** Records provided follows **
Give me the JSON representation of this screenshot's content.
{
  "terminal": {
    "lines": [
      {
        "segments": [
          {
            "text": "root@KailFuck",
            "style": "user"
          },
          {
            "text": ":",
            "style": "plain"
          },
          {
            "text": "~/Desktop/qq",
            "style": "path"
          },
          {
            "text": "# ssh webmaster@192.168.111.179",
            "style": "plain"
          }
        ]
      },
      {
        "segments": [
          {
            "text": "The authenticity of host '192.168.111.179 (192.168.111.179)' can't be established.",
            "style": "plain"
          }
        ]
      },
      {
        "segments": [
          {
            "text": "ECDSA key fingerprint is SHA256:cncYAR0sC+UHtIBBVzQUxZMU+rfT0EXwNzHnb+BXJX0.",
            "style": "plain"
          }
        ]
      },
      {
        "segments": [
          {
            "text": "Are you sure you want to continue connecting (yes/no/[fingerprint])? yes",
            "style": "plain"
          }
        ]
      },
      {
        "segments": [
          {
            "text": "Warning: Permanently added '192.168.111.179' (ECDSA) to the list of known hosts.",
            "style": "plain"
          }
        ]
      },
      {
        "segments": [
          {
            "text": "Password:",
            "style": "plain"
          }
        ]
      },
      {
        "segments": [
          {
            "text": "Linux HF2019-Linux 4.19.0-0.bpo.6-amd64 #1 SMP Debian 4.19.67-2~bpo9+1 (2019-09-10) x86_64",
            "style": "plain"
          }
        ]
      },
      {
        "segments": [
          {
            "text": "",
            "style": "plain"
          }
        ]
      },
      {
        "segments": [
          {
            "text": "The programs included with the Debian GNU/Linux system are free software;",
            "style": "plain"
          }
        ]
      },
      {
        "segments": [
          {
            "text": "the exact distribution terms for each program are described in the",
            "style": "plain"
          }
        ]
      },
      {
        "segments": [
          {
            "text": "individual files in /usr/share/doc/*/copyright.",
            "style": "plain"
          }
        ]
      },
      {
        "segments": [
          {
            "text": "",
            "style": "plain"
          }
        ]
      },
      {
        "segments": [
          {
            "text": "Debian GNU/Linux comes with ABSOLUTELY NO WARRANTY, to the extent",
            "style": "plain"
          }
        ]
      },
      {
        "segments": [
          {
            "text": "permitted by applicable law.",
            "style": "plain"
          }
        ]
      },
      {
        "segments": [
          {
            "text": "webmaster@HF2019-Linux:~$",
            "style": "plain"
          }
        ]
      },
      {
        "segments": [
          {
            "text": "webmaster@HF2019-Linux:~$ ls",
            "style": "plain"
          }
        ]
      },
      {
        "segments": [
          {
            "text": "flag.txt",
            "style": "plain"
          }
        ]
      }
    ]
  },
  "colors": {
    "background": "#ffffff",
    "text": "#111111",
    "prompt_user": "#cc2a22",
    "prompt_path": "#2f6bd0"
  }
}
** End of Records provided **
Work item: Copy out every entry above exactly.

Answer area:
Give me the JSON representation of this screenshot's content.
{
  "terminal": {
    "lines": [
      {
        "segments": [
          {
            "text": "root@KailFuck",
            "style": "user"
          },
          {
            "text": ":",
            "style": "plain"
          },
          {
            "text": "~/Desktop/qq",
            "style": "path"
          },
          {
            "text": "# ssh webmaster@192.168.111.179",
            "style": "plain"
          }
        ]
      },
      {
        "segments": [
          {
            "text": "The authenticity of host '192.168.111.179 (192.168.111.179)' can't be established.",
            "style": "plain"
          }
        ]
      },
      {
        "segments": [
          {
            "text": "ECDSA key fingerprint is SHA256:cncYAR0sC+UHtIBBVzQUxZMU+rfT0EXwNzHnb+BXJX0.",
            "style": "plain"
          }
        ]
      },
      {
        "segments": [
          {
            "text": "Are you sure you want to continue connecting (yes/no/[fingerprint])? yes",
            "style": "plain"
          }
        ]
      },
      {
        "segments": [
          {
            "text": "Warning: Permanently added '192.168.111.179' (ECDSA) to the list of known hosts.",
            "style": "plain"
          }
        ]
      },
      {
        "segments": [
          {
            "text": "Password:",
            "style": "plain"
          }
        ]
      },
      {
        "segments": [
          {
            "text": "Linux HF2019-Linux 4.19.0-0.bpo.6-amd64 #1 SMP Debian 4.19.67-2~bpo9+1 (2019-09-10) x86_64",
            "style": "plain"
          }
        ]
      },
      {
        "segments": [
          {
            "text": "",
            "style": "plain"
          }
        ]
      },
      {
        "segments": [
          {
            "text": "The programs included with the Debian GNU/Linux system are free software;",
            "style": "plain"
          }
        ]
      },
      {
        "segments": [
          {
            "text": "the exact distribution terms for each program are described in the",
            "style": "plain"
          }
        ]
      },
      {
        "segments": [
          {
            "text": "individual files in /usr/share/doc/*/copyright.",
            "style": "plain"
          }
        ]
      },
      {
        "segments": [
          {
            "text": "",
            "style": "plain"
          }
        ]
      },
      {
        "segments": [
          {
            "text": "Debian GNU/Linux comes with ABSOLUTELY NO WARRANTY, to the extent",
            "style": "plain"
          }
        ]
      },
      {
        "segments": [
          {
            "text": "permitted by applicable law.",
            "style": "plain"
          }
        ]
      },
      {
        "segments": [
          {
            "text": "webmaster@HF2019-Linux:~$",
            "style": "plain"
          }
        ]
      },
      {
        "segments": [
          {
            "text": "webmaster@HF2019-Linux:~$ ls",
            "style": "plain"
          }
        ]
      },
      {
        "segments": [
          {
            "text": "flag.txt",
            "style": "plain"
          }
        ]
      }
    ]
  },
  "colors": {
    "background": "#ffffff",
    "text": "#111111",
    "prompt_user": "#cc2a22",
    "prompt_path": "#2f6bd0"
  }
}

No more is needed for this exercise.